    Building the media infrastructure is important, but what actual culture does China have to export. Soft power is essentially disseminating culture and influence so slowly that it does not threaten your audience. This is why in the early 1990s and 2000s, Japan and Korea took off. Teenagers and young adults in Asia today all know who their favorite Korean actors or singers are, but they could care less about Chinese celebs. 

  • http://twitter.com/pirugenia Maria Mayer

    I
    was blocked by all those sites for saying things without adornment, as I was
    sick of BS, also kicked out of Facebook for campaigning pro Chavez and Correa,
    against Romney (not that Obama is my cup of tea), and against any criminal
    attack by U$rael & NATO  against
    another Muslims nation in the Middle East: Syria & Iran are in the
    crosshairs (after Iraq, Libya etc). What is going on is the rise of
    totalitarianism in the US: the Patriot Act, the NDAA law, wars unending, sleaze
    unending, the FED printing money like in Weimar, a “complex” of synergic power
    much bigger than the Industrial Military Complex that Pres. Eisenhower warned
    us about back when he saw the rising phoenix of rocketry and NASA, and every
    single good initiative curbed or stopped. This nation has ceased to be under
    God, at least it is not the Christian God. There is some “hope” now
    that Elizabeth Warren won, and Joe Kennedy Jr. But I keep my expectations low,
    and try to keep my feet grounded. It was worth the fight: marching against the
    war[s] year after year, Occupy Wall Street, talking in public, writing letters,
    fighting in websites, being called names, given insults, mistreated verbally.
    If that is the price for not having Romney as President I would do it again and
    again. I find courage and inspiration mostly in people like John Paul II, who
    denounced the attack of Iraq as an inmoral war, in Oglala Sioux leader Russell
    Means (r.i.p.), in the abovementioned, plus bishop Ignatius Kung Ping Mei, and
    other martyrs. I trust simple men and women with a fighting spirit, and natural
    simple ways.

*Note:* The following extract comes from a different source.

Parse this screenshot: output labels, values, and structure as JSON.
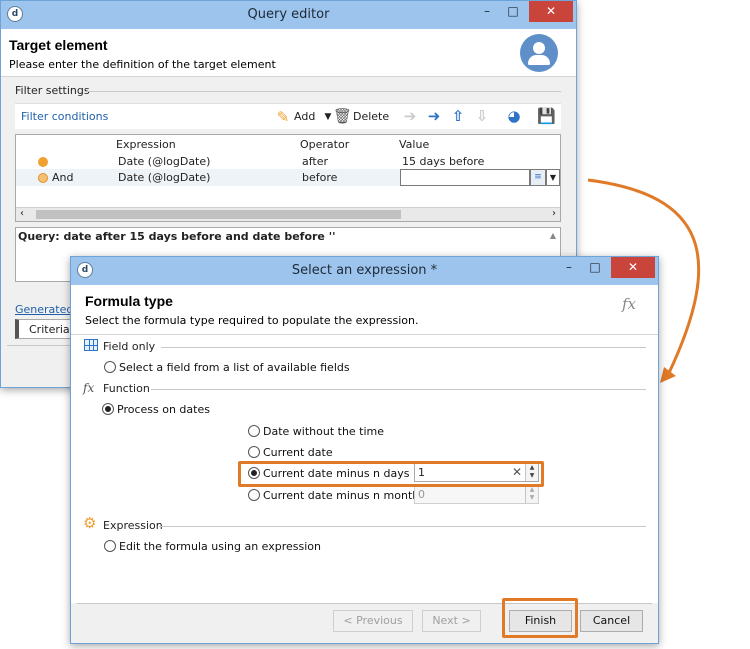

Anything too sophisticated I abhorr. “Friends” I have just a
    handful, keep others at bay, a couple of pleasantries exchanged, and they go
    away saying how nice I am. They bore the hell out of me.